--- START ---

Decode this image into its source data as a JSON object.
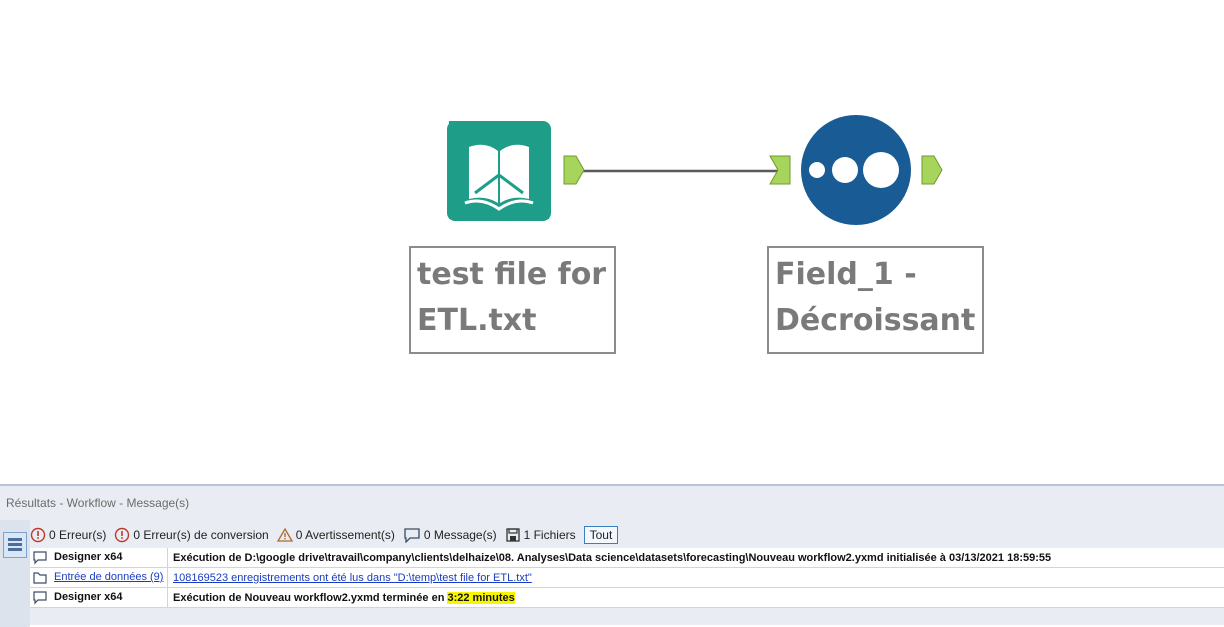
{
  "workflow": {
    "input_tool": {
      "name": "Entrée de données",
      "label": "test file for\nETL.txt"
    },
    "sort_tool": {
      "name": "Trier",
      "label": "Field_1 -\nDécroissant"
    },
    "colors": {
      "input": "#1e9e88",
      "sort": "#195b94",
      "anchor": "#a7d45a",
      "connection": "#595959"
    }
  },
  "results": {
    "title": "Résultats - Workflow - Message(s)",
    "filters": [
      {
        "icon": "error-icon",
        "label": "0 Erreur(s)"
      },
      {
        "icon": "conversion-error-icon",
        "label": "0 Erreur(s) de conversion"
      },
      {
        "icon": "warning-icon",
        "label": "0 Avertissement(s)"
      },
      {
        "icon": "message-icon",
        "label": "0 Message(s)"
      },
      {
        "icon": "file-icon",
        "label": "1 Fichiers"
      }
    ],
    "all_button": "Tout",
    "rows": [
      {
        "icon": "message-icon",
        "source": "Designer x64",
        "message": "Exécution de D:\\google drive\\travail\\company\\clients\\delhaize\\08. Analyses\\Data science\\datasets\\forecasting\\Nouveau workflow2.yxmd initialisée à 03/13/2021 18:59:55"
      },
      {
        "icon": "file-icon",
        "source": "Entrée de données (9)",
        "message": "108169523 enregistrements ont été lus dans \"D:\\temp\\test file for ETL.txt\""
      },
      {
        "icon": "message-icon",
        "source": "Designer x64",
        "message_prefix": "Exécution de Nouveau workflow2.yxmd terminée en ",
        "message_highlight": "3:22 minutes"
      }
    ]
  }
}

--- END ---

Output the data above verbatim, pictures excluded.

Decode this image into its source data as a JSON object.
{
  "workflow": {
    "input_tool": {
      "name": "Entrée de données",
      "label": "test file for\nETL.txt"
    },
    "sort_tool": {
      "name": "Trier",
      "label": "Field_1 -\nDécroissant"
    },
    "colors": {
      "input": "#1e9e88",
      "sort": "#195b94",
      "anchor": "#a7d45a",
      "connection": "#595959"
    }
  },
  "results": {
    "title": "Résultats - Workflow - Message(s)",
    "filters": [
      {
        "icon": "error-icon",
        "label": "0 Erreur(s)"
      },
      {
        "icon": "conversion-error-icon",
        "label": "0 Erreur(s) de conversion"
      },
      {
        "icon": "warning-icon",
        "label": "0 Avertissement(s)"
      },
      {
        "icon": "message-icon",
        "label": "0 Message(s)"
      },
      {
        "icon": "file-icon",
        "label": "1 Fichiers"
      }
    ],
    "all_button": "Tout",
    "rows": [
      {
        "icon": "message-icon",
        "source": "Designer x64",
        "message": "Exécution de D:\\google drive\\travail\\company\\clients\\delhaize\\08. Analyses\\Data science\\datasets\\forecasting\\Nouveau workflow2.yxmd initialisée à 03/13/2021 18:59:55"
      },
      {
        "icon": "file-icon",
        "source": "Entrée de données (9)",
        "message": "108169523 enregistrements ont été lus dans \"D:\\temp\\test file for ETL.txt\""
      },
      {
        "icon": "message-icon",
        "source": "Designer x64",
        "message_prefix": "Exécution de Nouveau workflow2.yxmd terminée en ",
        "message_highlight": "3:22 minutes"
      }
    ]
  }
}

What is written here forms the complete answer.